National correctional standards put forth by limited organizations, while useful, are not created to be defensible in court. A one-size-fits-all set of national standards cannot, for example, recognize differences between various state statute requirements or Circuit Courts of Appeal that differ in interpretation one from another. To be legally safe, correctional facilities must consider ALL applicable laws and statutes.


In order to address the need for correctional facilities to remain current with and keep updated to these necessities, Legal-Based Guidelines™ have been developed for use in jails, prisons and juvenile facilities.  Depending on the state, approximately 15 sections comprise 600 guidelines to assist administrators with specific operational and policy driven areas including hot topics of use of force, suicide, religion, inmate mail, searches, classification and access to courts and counsel.  The guidelines are written uniquely to contain the text of each guideline, rationale statements, compliance statements and annotation, and other applicable references. These are extremely valuable for policy and staff training development. The Legal-Based Guidelines are also used exclusively for NIJO Accreditation for facilities who wish to achieve nationally recognized accreditation.


Why legal-based? Corrections, Detention, Jails, Sheriffs, Liability Defense, Proactive, Jail Administrator, Training, Accreditation, NIJO

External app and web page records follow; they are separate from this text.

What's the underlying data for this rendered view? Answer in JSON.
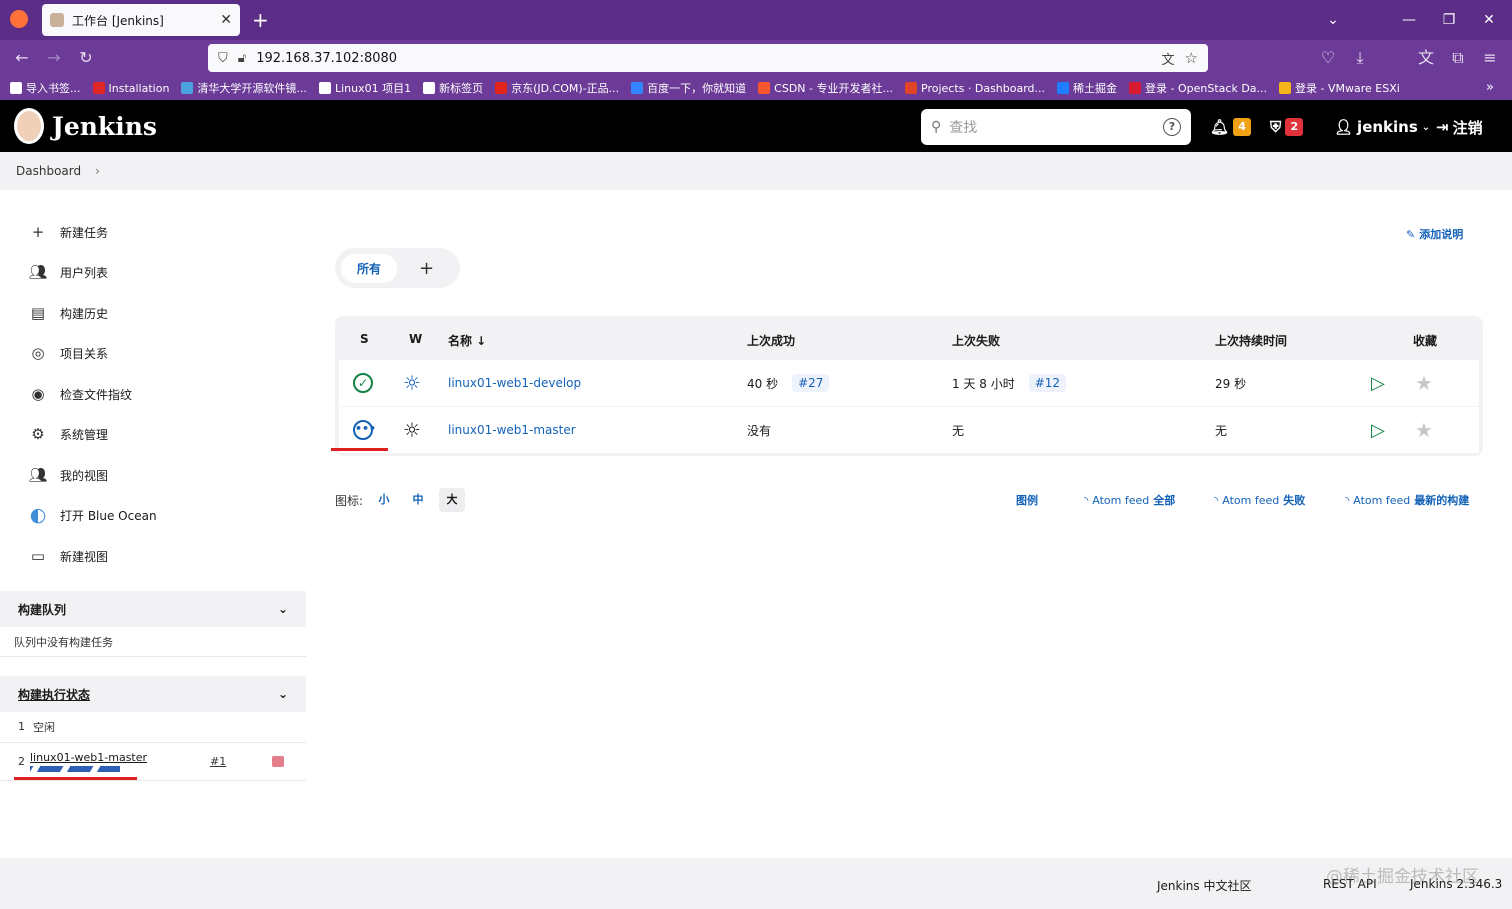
{
  "browser": {
    "tab_title": "工作台 [Jenkins]",
    "url": "192.168.37.102:8080",
    "bookmarks": [
      {
        "label": "导入书签...",
        "color": "#ffffff"
      },
      {
        "label": "Installation",
        "color": "#e02727"
      },
      {
        "label": "清华大学开源软件镜...",
        "color": "#4aa3df"
      },
      {
        "label": "Linux01 项目1",
        "color": "#ffffff"
      },
      {
        "label": "新标签页",
        "color": "#ffffff"
      },
      {
        "label": "京东(JD.COM)-正品...",
        "color": "#e1251b"
      },
      {
        "label": "百度一下，你就知道",
        "color": "#3385ff"
      },
      {
        "label": "CSDN - 专业开发者社...",
        "color": "#fc5531"
      },
      {
        "label": "Projects · Dashboard...",
        "color": "#e24329"
      },
      {
        "label": "稀土掘金",
        "color": "#1e80ff"
      },
      {
        "label": "登录 - OpenStack Da...",
        "color": "#da1a32"
      },
      {
        "label": "登录 - VMware ESXi",
        "color": "#f3b51b"
      }
    ]
  },
  "header": {
    "brand": "Jenkins",
    "search_placeholder": "查找",
    "notifications_count": "4",
    "security_count": "2",
    "user": "jenkins",
    "logout": "注销"
  },
  "breadcrumb": {
    "root": "Dashboard"
  },
  "sidebar": {
    "items": [
      {
        "label": "新建任务",
        "icon": "plus-icon"
      },
      {
        "label": "用户列表",
        "icon": "users-icon"
      },
      {
        "label": "构建历史",
        "icon": "history-icon"
      },
      {
        "label": "项目关系",
        "icon": "relationship-icon"
      },
      {
        "label": "检查文件指纹",
        "icon": "fingerprint-icon"
      },
      {
        "label": "系统管理",
        "icon": "gear-icon"
      },
      {
        "label": "我的视图",
        "icon": "users-icon"
      },
      {
        "label": "打开 Blue Ocean",
        "icon": "blue-ocean-icon"
      },
      {
        "label": "新建视图",
        "icon": "folder-icon"
      }
    ],
    "build_queue": {
      "title": "构建队列",
      "empty_text": "队列中没有构建任务"
    },
    "executors": {
      "title": "构建执行状态",
      "rows": [
        {
          "num": "1",
          "text": "空闲"
        },
        {
          "num": "2",
          "job": "linux01-web1-master",
          "build": "#1"
        }
      ]
    }
  },
  "main": {
    "add_description": "添加说明",
    "view_tabs": {
      "active": "所有",
      "add": "+"
    },
    "table": {
      "headers": {
        "s": "S",
        "w": "W",
        "name": "名称 ↓",
        "last_success": "上次成功",
        "last_failure": "上次失败",
        "last_duration": "上次持续时间",
        "favorite": "收藏"
      },
      "rows": [
        {
          "name": "linux01-web1-develop",
          "last_success": "40 秒",
          "success_build": "#27",
          "last_failure": "1 天 8 小时",
          "failure_build": "#12",
          "duration": "29 秒",
          "status": "success"
        },
        {
          "name": "linux01-web1-master",
          "last_success": "没有",
          "success_build": "",
          "last_failure": "无",
          "failure_build": "",
          "duration": "无",
          "status": "building"
        }
      ]
    },
    "icon_size": {
      "label": "图标:",
      "small": "小",
      "medium": "中",
      "large": "大"
    },
    "feeds": {
      "legend": "图例",
      "all_prefix": "Atom feed",
      "all": "全部",
      "failed_prefix": "Atom feed",
      "failed": "失败",
      "latest_prefix": "Atom feed",
      "latest": "最新的构建"
    }
  },
  "footer": {
    "community": "Jenkins 中文社区",
    "rest_api": "REST API",
    "version": "Jenkins 2.346.3",
    "watermark": "@稀土掘金技术社区"
  },
  "colors": {
    "accent": "#1462b8",
    "success": "#138347",
    "header_bg": "#000000",
    "browser_purple": "#5b2d86",
    "notif_badge": "#f0a116",
    "security_badge": "#e0323a"
  }
}
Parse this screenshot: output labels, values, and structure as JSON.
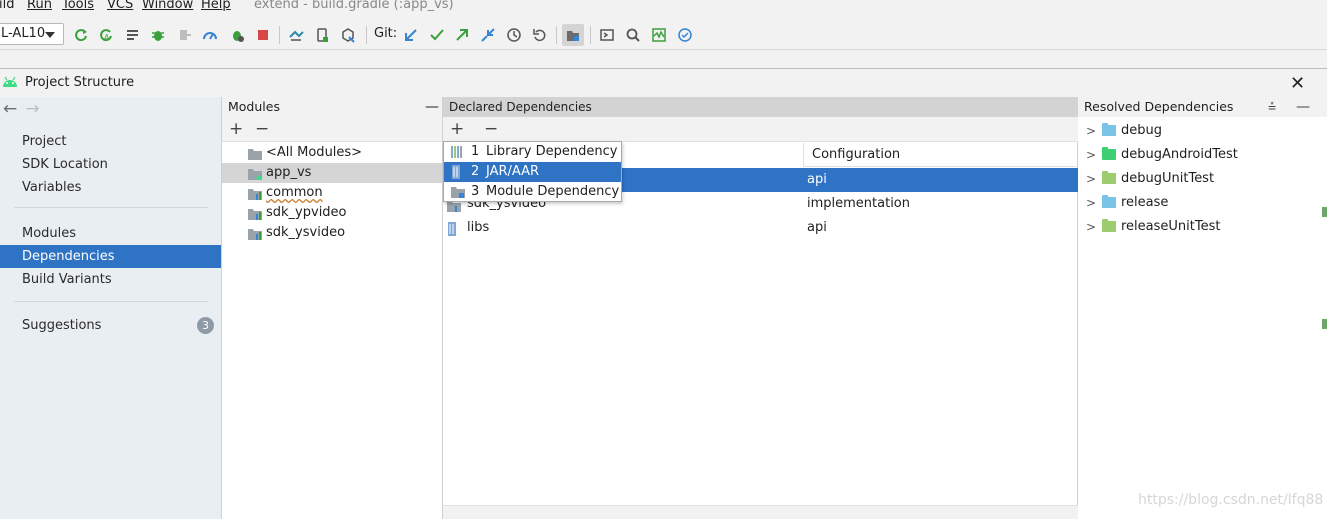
{
  "menubar": {
    "items": [
      "ild",
      "Run",
      "Tools",
      "VCS",
      "Window",
      "Help"
    ],
    "window_title": "extend - build.gradle (:app_vs)"
  },
  "toolbar": {
    "device": "L-AL10",
    "git_label": "Git:",
    "icons": [
      "apply-changes-restart-icon",
      "apply-code-changes-icon",
      "logcat-icon",
      "debug-icon",
      "attach-debugger-icon",
      "profile-icon",
      "debug-bug-icon",
      "stop-icon",
      "sync-icon",
      "device-manager-icon",
      "sdk-manager-icon",
      "git-update-icon",
      "git-commit-icon",
      "git-push-icon",
      "git-fetch-icon",
      "history-icon",
      "rollback-icon",
      "project-structure-icon",
      "terminal-icon",
      "search-icon",
      "profiler-icon",
      "check-icon"
    ],
    "colors": {
      "green": "#3ba03b",
      "blue": "#3584d6",
      "red": "#d94646"
    }
  },
  "dialog": {
    "title": "Project Structure",
    "close": "✕"
  },
  "nav": {
    "items": [
      {
        "label": "Project"
      },
      {
        "label": "SDK Location"
      },
      {
        "label": "Variables"
      },
      {
        "label": "Modules"
      },
      {
        "label": "Dependencies",
        "selected": true
      },
      {
        "label": "Build Variants"
      },
      {
        "label": "Suggestions",
        "badge": "3"
      }
    ]
  },
  "modules": {
    "header": "Modules",
    "rows": [
      "<All Modules>",
      "app_vs",
      "common",
      "sdk_ypvideo",
      "sdk_ysvideo"
    ],
    "selected": "app_vs"
  },
  "declared": {
    "header": "Declared Dependencies",
    "col_configuration": "Configuration",
    "rows": [
      {
        "name": "",
        "configuration": "api"
      },
      {
        "name": "sdk_ysvideo",
        "configuration": "implementation"
      },
      {
        "name": "libs",
        "configuration": "api"
      }
    ]
  },
  "popup": {
    "items": [
      {
        "num": "1",
        "label": "Library Dependency"
      },
      {
        "num": "2",
        "label": "JAR/AAR Dependency",
        "selected": true
      },
      {
        "num": "3",
        "label": "Module Dependency"
      }
    ]
  },
  "resolved": {
    "header": "Resolved Dependencies",
    "rows": [
      {
        "label": "debug",
        "color": "#77c4e8"
      },
      {
        "label": "debugAndroidTest",
        "color": "#3ecf72"
      },
      {
        "label": "debugUnitTest",
        "color": "#9ccc6e"
      },
      {
        "label": "release",
        "color": "#77c4e8"
      },
      {
        "label": "releaseUnitTest",
        "color": "#9ccc6e"
      }
    ]
  },
  "watermark": "https://blog.csdn.net/lfq88"
}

The National Institute for Jail Operations promotes our Legal-Based Jail Guidelines as a means to assist administrators in creating a safer, more secure environments while protecting against liability and adverse publicity.   For more information about the Guidelines or to find out more about participation, contact us.